Management of myasthenia gravis by extended thymectomy with anterior mediastinal dissection

Surgery. 1992 Oct;112(4):681-7; discussion 687-8.

Abstract

Background: Thymectomy has continued to gain acceptance as definitive treatment for myasthenia gravis. Because of the nature of thymic embryology with scattered rests throughout the anterior mediastinum, we advocate a transsternal thymectomy with extended anterior mediastinal dissection.

Methods: A series of 48 patients with myasthenia gravis treated by thymectomy between 1979 and 1991 were reviewed.

Results: The mean length of duration of disease from onset to operation was 48.7 +/- 11.3 months, and the mean length of follow-up was 51.6 +/- 6.5 months. The operation was associated with a 21% morbidity rate (4% major morbidity) with no deaths. Forty-five patients (94%) have improved, requiring decreased medication. The overall drug-free remission rate was 42%. Of the 20 patients in remission, three had thymomas and four had hyperplastic glands. All of the patients who achieved drug-free remission were classified as Osserman's I or II.

Conclusions: An aggressive surgical approach to myasthenia gravis can result in a high percentage of overall improvements and drug-free remissions. The best results are achieved in patients with lower-stage disease. Therefore transsternal extended thymectomy for myasthenia gravis appears to be the procedure of choice and should be advocated as soon as the diagnosis is made and the patient stabilized.

MeSH terms

  • Adult
  • Autoantibodies / immunology
  • Female
  • Follow-Up Studies
  • Humans
  • Hyperplasia
  • Male
  • Mediastinum
  • Morbidity
  • Myasthenia Gravis / complications
  • Myasthenia Gravis / physiopathology
  • Myasthenia Gravis / surgery*
  • Postoperative Complications / epidemiology
  • Receptors, Cholinergic / immunology
  • T-Lymphocytes / immunology
  • Thymectomy / adverse effects
  • Thymectomy / methods*
  • Thymoma / complications
  • Thymoma / surgery
  • Thymus Gland / pathology
  • Thymus Neoplasms / complications
  • Thymus Neoplasms / surgery
  • Time Factors

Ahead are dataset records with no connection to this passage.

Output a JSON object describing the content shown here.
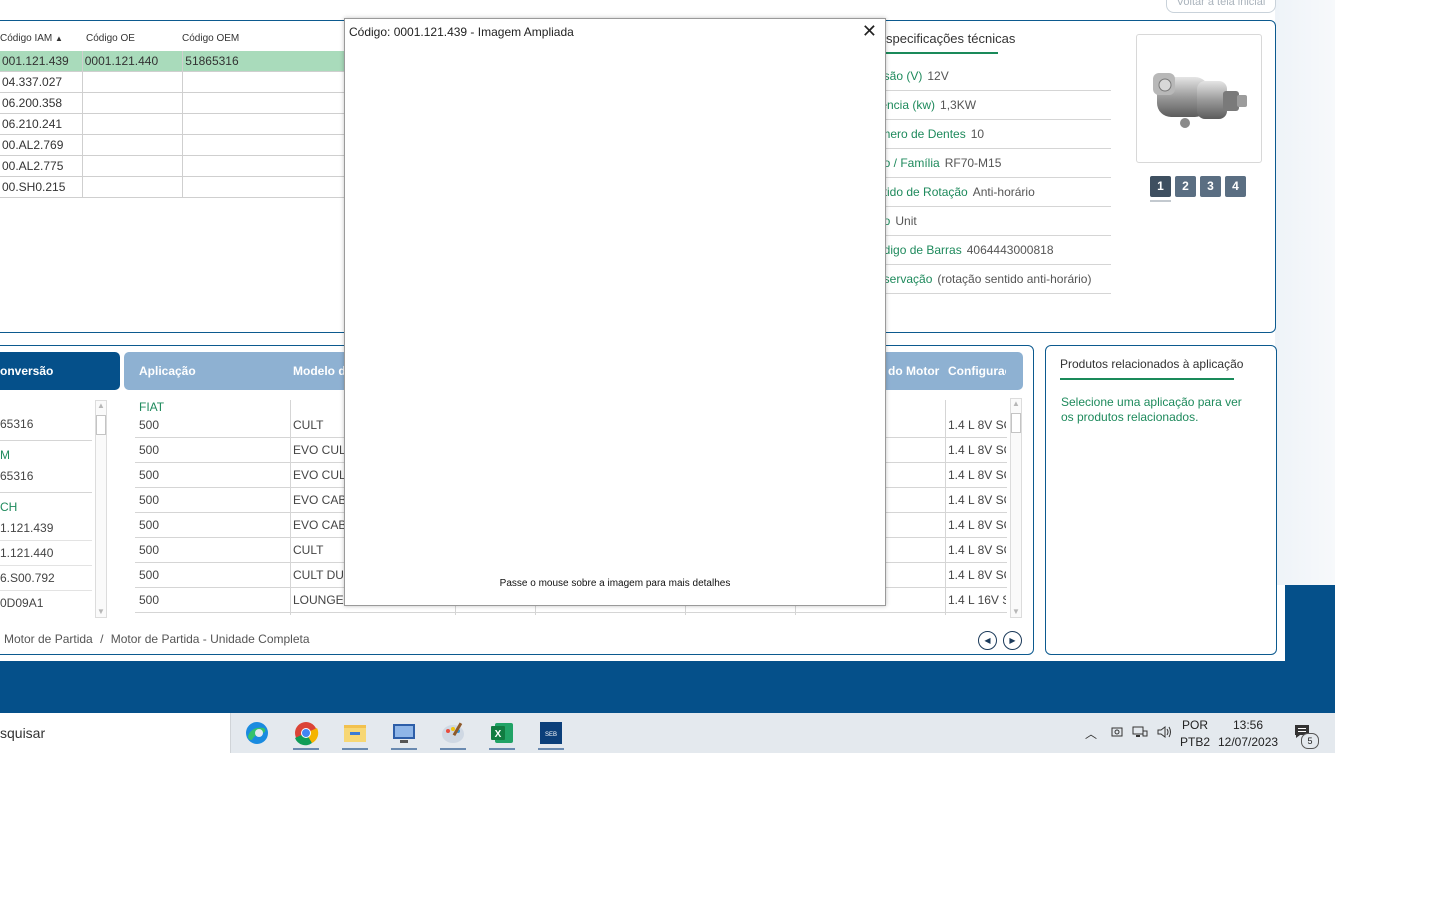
{
  "header": {
    "back_button": "Voltar à tela inicial"
  },
  "codes_table": {
    "columns": [
      "Código IAM",
      "Código OE",
      "Código OEM"
    ],
    "sort_indicator": "▲",
    "rows": [
      [
        "001.121.439",
        "0001.121.440",
        "51865316"
      ],
      [
        "04.337.027",
        "",
        ""
      ],
      [
        "06.200.358",
        "",
        ""
      ],
      [
        "06.210.241",
        "",
        ""
      ],
      [
        "00.AL2.769",
        "",
        ""
      ],
      [
        "00.AL2.775",
        "",
        ""
      ],
      [
        "00.SH0.215",
        "",
        ""
      ]
    ]
  },
  "specs": {
    "title": "specificações técnicas",
    "rows": [
      {
        "label": "nsão (V)",
        "value": "12V"
      },
      {
        "label": "tência (kw)",
        "value": "1,3KW"
      },
      {
        "label": "ímero de Dentes",
        "value": "10"
      },
      {
        "label": "po / Família",
        "value": "RF70-M15"
      },
      {
        "label": "ntido de Rotação",
        "value": "Anti-horário"
      },
      {
        "label": "po",
        "value": "Unit"
      },
      {
        "label": "ódigo de Barras",
        "value": "4064443000818"
      },
      {
        "label": "oservação",
        "value": "(rotação sentido anti-horário)"
      }
    ]
  },
  "image_pager": [
    "1",
    "2",
    "3",
    "4"
  ],
  "conversion": {
    "header": "onversão",
    "groups": [
      {
        "brand": "",
        "codes": [
          "65316"
        ]
      },
      {
        "brand": "M",
        "codes": [
          "65316"
        ]
      },
      {
        "brand": "CH",
        "codes": [
          "1.121.439",
          "1.121.440",
          "6.S00.792",
          "0D09A1"
        ]
      }
    ]
  },
  "application": {
    "headers": [
      "Aplicação",
      "Modelo d",
      "do Motor",
      "Configurаç"
    ],
    "brand": "FIAT",
    "rows": [
      {
        "app": "500",
        "model": "CULT",
        "config": "1.4 L 8V SO"
      },
      {
        "app": "500",
        "model": "EVO CUL",
        "config": "1.4 L 8V SO"
      },
      {
        "app": "500",
        "model": "EVO CUL",
        "config": "1.4 L 8V SO"
      },
      {
        "app": "500",
        "model": "EVO CAB",
        "config": "1.4 L 8V SO"
      },
      {
        "app": "500",
        "model": "EVO CAB",
        "config": "1.4 L 8V SO"
      },
      {
        "app": "500",
        "model": "CULT",
        "config": "1.4 L 8V SO"
      },
      {
        "app": "500",
        "model": "CULT DU",
        "config": "1.4 L 8V SO"
      },
      {
        "app": "500",
        "model": "LOUNGE",
        "config": "1.4 L 16V S"
      }
    ]
  },
  "breadcrumb": [
    "Motor de Partida",
    "/",
    "Motor de Partida - Unidade Completa"
  ],
  "related": {
    "title": "Produtos relacionados à aplicação",
    "text": "Selecione uma aplicação para ver os produtos relacionados."
  },
  "modal": {
    "title": "Código: 0001.121.439 - Imagem Ampliada",
    "close": "✕",
    "hint": "Passe o mouse sobre a imagem para mais detalhes"
  },
  "taskbar": {
    "search": "squisar",
    "apps": [
      "edge-icon",
      "chrome-icon",
      "file-explorer-icon",
      "remote-desktop-icon",
      "paint-icon",
      "excel-icon",
      "seb-app-icon"
    ],
    "lang_line1": "POR",
    "lang_line2": "PTB2",
    "time": "13:56",
    "date": "12/07/2023",
    "notification_count": "5"
  },
  "colors": {
    "brand_blue": "#05508a",
    "accent_green": "#1e8a5c",
    "selected_row": "#a9dbbb",
    "header_light_blue": "#8eb1d2"
  }
}
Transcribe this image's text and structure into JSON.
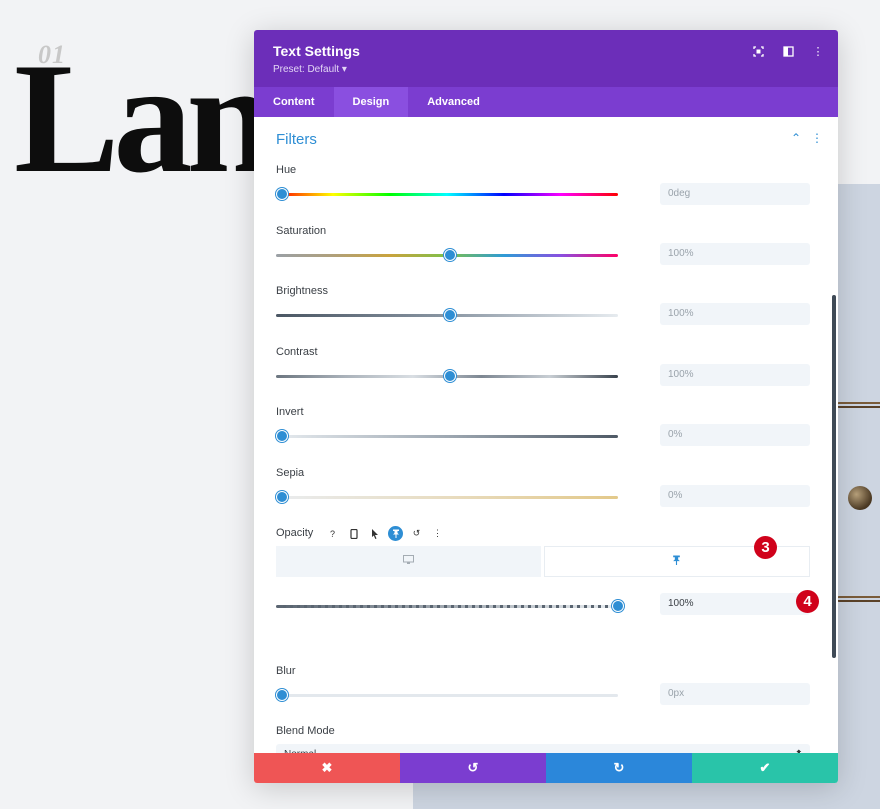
{
  "background": {
    "number": "01",
    "word": "Lan"
  },
  "modal": {
    "title": "Text Settings",
    "preset": "Preset: Default ▾",
    "header_icons": [
      "focus-icon",
      "split-view-icon",
      "more-icon"
    ],
    "tabs": [
      {
        "label": "Content",
        "active": false
      },
      {
        "label": "Design",
        "active": true
      },
      {
        "label": "Advanced",
        "active": false
      }
    ],
    "section_title": "Filters",
    "filters": {
      "hue": {
        "label": "Hue",
        "value": "0deg",
        "level": 0
      },
      "saturation": {
        "label": "Saturation",
        "value": "100%",
        "level": 0.5
      },
      "brightness": {
        "label": "Brightness",
        "value": "100%",
        "level": 0.5
      },
      "contrast": {
        "label": "Contrast",
        "value": "100%",
        "level": 0.5
      },
      "invert": {
        "label": "Invert",
        "value": "0%",
        "level": 0
      },
      "sepia": {
        "label": "Sepia",
        "value": "0%",
        "level": 0
      },
      "opacity": {
        "label": "Opacity",
        "value": "100%",
        "level": 1
      },
      "blur": {
        "label": "Blur",
        "value": "0px",
        "level": 0
      }
    },
    "opacity_icons": [
      "help-icon",
      "mobile-icon",
      "cursor-icon",
      "pin-icon",
      "reset-icon",
      "more-icon"
    ],
    "device_tabs": [
      {
        "icon": "desktop-icon",
        "active": false
      },
      {
        "icon": "pin-icon",
        "active": true
      }
    ],
    "badges": {
      "three": "3",
      "four": "4"
    },
    "blend_mode": {
      "label": "Blend Mode",
      "value": "Normal"
    },
    "footer": {
      "cancel": "✖",
      "undo": "↺",
      "redo": "↻",
      "save": "✔"
    },
    "colors": {
      "header": "#6c2eb9",
      "tabs": "#7b3dd0",
      "accent": "#2e8ed4",
      "cancel": "#ef5555",
      "redo": "#2b87da",
      "save": "#29c4a9",
      "badge": "#d0021b"
    }
  }
}
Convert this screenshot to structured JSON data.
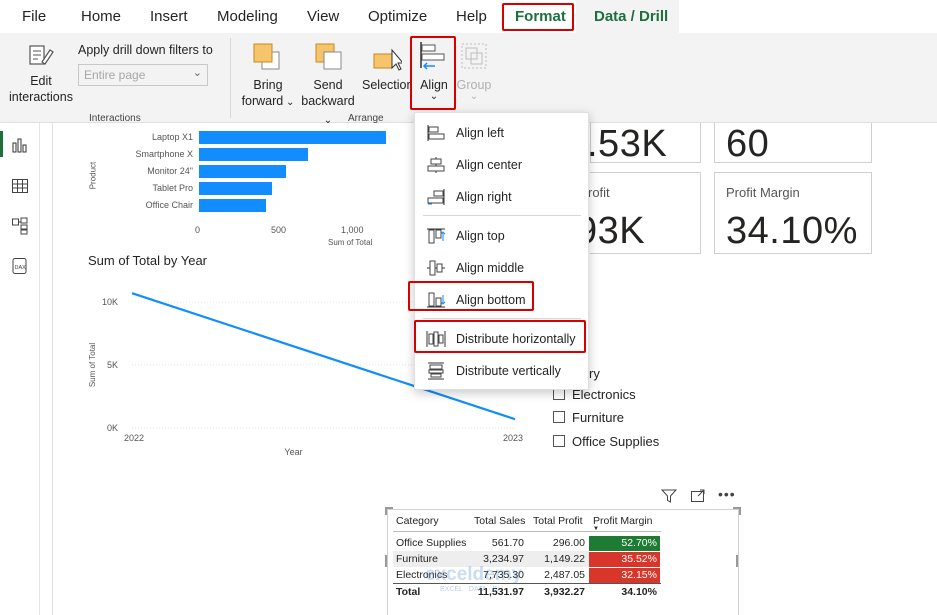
{
  "menu": {
    "file": "File",
    "home": "Home",
    "insert": "Insert",
    "modeling": "Modeling",
    "view": "View",
    "optimize": "Optimize",
    "help": "Help",
    "format": "Format",
    "data_drill": "Data / Drill"
  },
  "ribbon": {
    "edit_interactions_1": "Edit",
    "edit_interactions_2": "interactions",
    "apply_drill": "Apply drill down filters to",
    "apply_drill_value": "Entire page",
    "bring_forward_1": "Bring",
    "bring_forward_2": "forward",
    "send_backward_1": "Send",
    "send_backward_2": "backward",
    "selection": "Selection",
    "align": "Align",
    "group": "Group",
    "group_interactions": "Interactions",
    "group_arrange": "Arrange"
  },
  "align_menu": {
    "items": [
      "Align left",
      "Align center",
      "Align right",
      "Align top",
      "Align middle",
      "Align bottom",
      "Distribute horizontally",
      "Distribute vertically"
    ]
  },
  "bar_chart": {
    "ylabel": "Product",
    "xlabel": "Sum of Total",
    "ticks": [
      "0",
      "500",
      "1,000"
    ]
  },
  "line_chart": {
    "title": "Sum of Total by Year",
    "ylabel": "Sum of Total",
    "xlabel": "Year",
    "yticks": [
      "10K",
      "5K",
      "0K"
    ],
    "xticks": [
      "2022",
      "2023"
    ]
  },
  "chart_data": [
    {
      "type": "bar",
      "categories": [
        "Laptop X1",
        "Smartphone X",
        "Monitor 24\"",
        "Tablet Pro",
        "Office Chair"
      ],
      "values": [
        1230,
        720,
        570,
        480,
        440
      ],
      "xlabel": "Sum of Total",
      "ylabel": "Product",
      "xlim": [
        0,
        1300
      ]
    },
    {
      "type": "line",
      "title": "Sum of Total by Year",
      "x": [
        "2022",
        "2023"
      ],
      "values": [
        10700,
        700
      ],
      "xlabel": "Year",
      "ylabel": "Sum of Total",
      "ylim": [
        0,
        12000
      ]
    }
  ],
  "cards": {
    "c1_value": ".53K",
    "c2_value": "60",
    "c3_label": "rofit",
    "c3_value": "93K",
    "c4_label": "Profit Margin",
    "c4_value": "34.10%"
  },
  "slicer": {
    "header_fragment": "ry",
    "items": [
      "Electronics",
      "Furniture",
      "Office Supplies"
    ]
  },
  "table": {
    "headers": [
      "Category",
      "Total Sales",
      "Total Profit",
      "Profit Margin"
    ],
    "rows": [
      [
        "Office Supplies",
        "561.70",
        "296.00",
        "52.70%"
      ],
      [
        "Furniture",
        "3,234.97",
        "1,149.22",
        "35.52%"
      ],
      [
        "Electronics",
        "7,735.30",
        "2,487.05",
        "32.15%"
      ]
    ],
    "total": [
      "Total",
      "11,531.97",
      "3,932.27",
      "34.10%"
    ],
    "pm_colors": [
      "#1e7b34",
      "#d9362b",
      "#d9362b"
    ]
  },
  "watermark": "exceldemy",
  "watermark_sub": "EXCEL · DATA · BI",
  "colors": {
    "accent": "#1e6f3e",
    "highlight": "#d60000",
    "bar": "#118dff"
  }
}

Substances

  • Autoantibodies
  • Receptors, Cholinergic